= What you will do =
Count up the lines below in which the string "Yolu" appears. The reply should be that number alone.
##############################
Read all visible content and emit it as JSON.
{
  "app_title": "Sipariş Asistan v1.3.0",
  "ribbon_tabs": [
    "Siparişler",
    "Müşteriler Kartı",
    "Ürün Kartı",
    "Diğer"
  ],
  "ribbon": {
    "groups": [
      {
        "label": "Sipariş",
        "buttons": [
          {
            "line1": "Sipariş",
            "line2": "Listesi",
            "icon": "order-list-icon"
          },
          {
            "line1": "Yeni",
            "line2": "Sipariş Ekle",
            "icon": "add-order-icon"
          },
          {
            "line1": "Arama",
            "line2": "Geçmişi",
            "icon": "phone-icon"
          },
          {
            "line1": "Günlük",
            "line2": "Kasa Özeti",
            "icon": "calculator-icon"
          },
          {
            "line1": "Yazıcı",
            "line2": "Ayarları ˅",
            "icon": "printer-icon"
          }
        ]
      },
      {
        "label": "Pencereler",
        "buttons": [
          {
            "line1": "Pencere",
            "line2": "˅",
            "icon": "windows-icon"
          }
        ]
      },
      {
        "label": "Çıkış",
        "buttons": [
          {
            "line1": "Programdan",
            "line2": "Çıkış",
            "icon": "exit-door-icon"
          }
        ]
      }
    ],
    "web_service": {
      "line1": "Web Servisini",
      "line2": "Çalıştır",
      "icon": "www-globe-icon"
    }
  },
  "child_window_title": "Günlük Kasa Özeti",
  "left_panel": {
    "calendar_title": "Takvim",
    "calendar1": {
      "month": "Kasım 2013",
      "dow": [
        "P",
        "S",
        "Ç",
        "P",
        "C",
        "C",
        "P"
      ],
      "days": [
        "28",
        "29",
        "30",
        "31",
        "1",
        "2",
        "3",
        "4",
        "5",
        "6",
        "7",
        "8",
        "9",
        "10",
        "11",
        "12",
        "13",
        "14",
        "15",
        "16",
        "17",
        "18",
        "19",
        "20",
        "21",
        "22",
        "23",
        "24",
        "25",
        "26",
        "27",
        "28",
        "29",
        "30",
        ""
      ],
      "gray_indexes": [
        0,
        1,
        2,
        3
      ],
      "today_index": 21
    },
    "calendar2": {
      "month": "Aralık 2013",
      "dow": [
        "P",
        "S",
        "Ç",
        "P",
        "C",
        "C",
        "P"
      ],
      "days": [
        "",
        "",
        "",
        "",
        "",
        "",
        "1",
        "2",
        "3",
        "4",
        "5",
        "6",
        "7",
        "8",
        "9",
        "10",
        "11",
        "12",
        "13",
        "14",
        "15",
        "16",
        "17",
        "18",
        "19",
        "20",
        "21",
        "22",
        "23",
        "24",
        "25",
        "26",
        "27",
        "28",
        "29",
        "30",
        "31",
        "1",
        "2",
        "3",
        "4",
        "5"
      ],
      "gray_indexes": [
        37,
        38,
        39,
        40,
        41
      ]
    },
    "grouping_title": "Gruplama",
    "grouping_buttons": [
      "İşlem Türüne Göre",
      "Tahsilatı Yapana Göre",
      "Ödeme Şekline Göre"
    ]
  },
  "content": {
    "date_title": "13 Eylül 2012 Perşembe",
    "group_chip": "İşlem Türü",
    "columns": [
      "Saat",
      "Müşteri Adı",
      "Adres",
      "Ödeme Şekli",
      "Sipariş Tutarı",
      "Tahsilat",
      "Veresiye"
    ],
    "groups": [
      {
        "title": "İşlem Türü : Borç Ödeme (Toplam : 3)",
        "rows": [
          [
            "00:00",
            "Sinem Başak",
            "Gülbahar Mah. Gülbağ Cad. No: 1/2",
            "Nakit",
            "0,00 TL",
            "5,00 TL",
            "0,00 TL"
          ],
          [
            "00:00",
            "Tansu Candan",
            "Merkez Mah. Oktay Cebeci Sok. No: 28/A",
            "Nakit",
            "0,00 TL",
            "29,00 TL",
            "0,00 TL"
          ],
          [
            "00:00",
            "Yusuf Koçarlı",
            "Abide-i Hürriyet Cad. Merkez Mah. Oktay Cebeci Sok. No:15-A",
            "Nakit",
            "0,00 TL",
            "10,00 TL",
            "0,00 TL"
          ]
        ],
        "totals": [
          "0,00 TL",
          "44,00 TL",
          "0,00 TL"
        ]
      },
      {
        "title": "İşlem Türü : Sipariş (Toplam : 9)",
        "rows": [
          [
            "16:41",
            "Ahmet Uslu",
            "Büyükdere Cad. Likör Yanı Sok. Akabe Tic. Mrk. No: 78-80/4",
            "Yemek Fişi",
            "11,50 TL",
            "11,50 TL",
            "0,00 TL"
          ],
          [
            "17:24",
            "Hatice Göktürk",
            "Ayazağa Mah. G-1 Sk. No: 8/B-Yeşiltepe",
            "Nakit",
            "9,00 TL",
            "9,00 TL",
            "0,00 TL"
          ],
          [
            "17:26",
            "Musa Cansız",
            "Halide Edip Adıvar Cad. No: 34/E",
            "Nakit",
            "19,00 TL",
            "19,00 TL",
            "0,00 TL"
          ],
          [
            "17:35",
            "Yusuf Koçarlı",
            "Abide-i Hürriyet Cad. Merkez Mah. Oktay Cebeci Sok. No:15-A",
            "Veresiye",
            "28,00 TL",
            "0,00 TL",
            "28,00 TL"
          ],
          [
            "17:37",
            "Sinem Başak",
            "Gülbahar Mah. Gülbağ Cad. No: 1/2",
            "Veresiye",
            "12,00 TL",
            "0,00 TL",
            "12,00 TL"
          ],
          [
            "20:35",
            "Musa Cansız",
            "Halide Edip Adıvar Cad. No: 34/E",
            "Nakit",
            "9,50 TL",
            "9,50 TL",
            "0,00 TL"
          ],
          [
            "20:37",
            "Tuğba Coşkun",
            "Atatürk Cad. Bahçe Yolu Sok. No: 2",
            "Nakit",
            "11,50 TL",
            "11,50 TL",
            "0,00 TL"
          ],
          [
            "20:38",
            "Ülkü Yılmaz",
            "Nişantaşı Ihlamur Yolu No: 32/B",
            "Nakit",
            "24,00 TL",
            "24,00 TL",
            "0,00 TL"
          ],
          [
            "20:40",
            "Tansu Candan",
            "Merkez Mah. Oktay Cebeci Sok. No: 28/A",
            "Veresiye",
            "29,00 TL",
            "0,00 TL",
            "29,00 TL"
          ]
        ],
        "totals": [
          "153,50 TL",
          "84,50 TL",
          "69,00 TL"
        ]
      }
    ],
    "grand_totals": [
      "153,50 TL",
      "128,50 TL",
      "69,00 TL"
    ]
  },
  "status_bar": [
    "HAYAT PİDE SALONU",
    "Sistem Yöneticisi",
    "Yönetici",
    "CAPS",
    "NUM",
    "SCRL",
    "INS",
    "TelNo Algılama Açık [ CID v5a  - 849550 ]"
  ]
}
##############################
= Solution for this problem =
2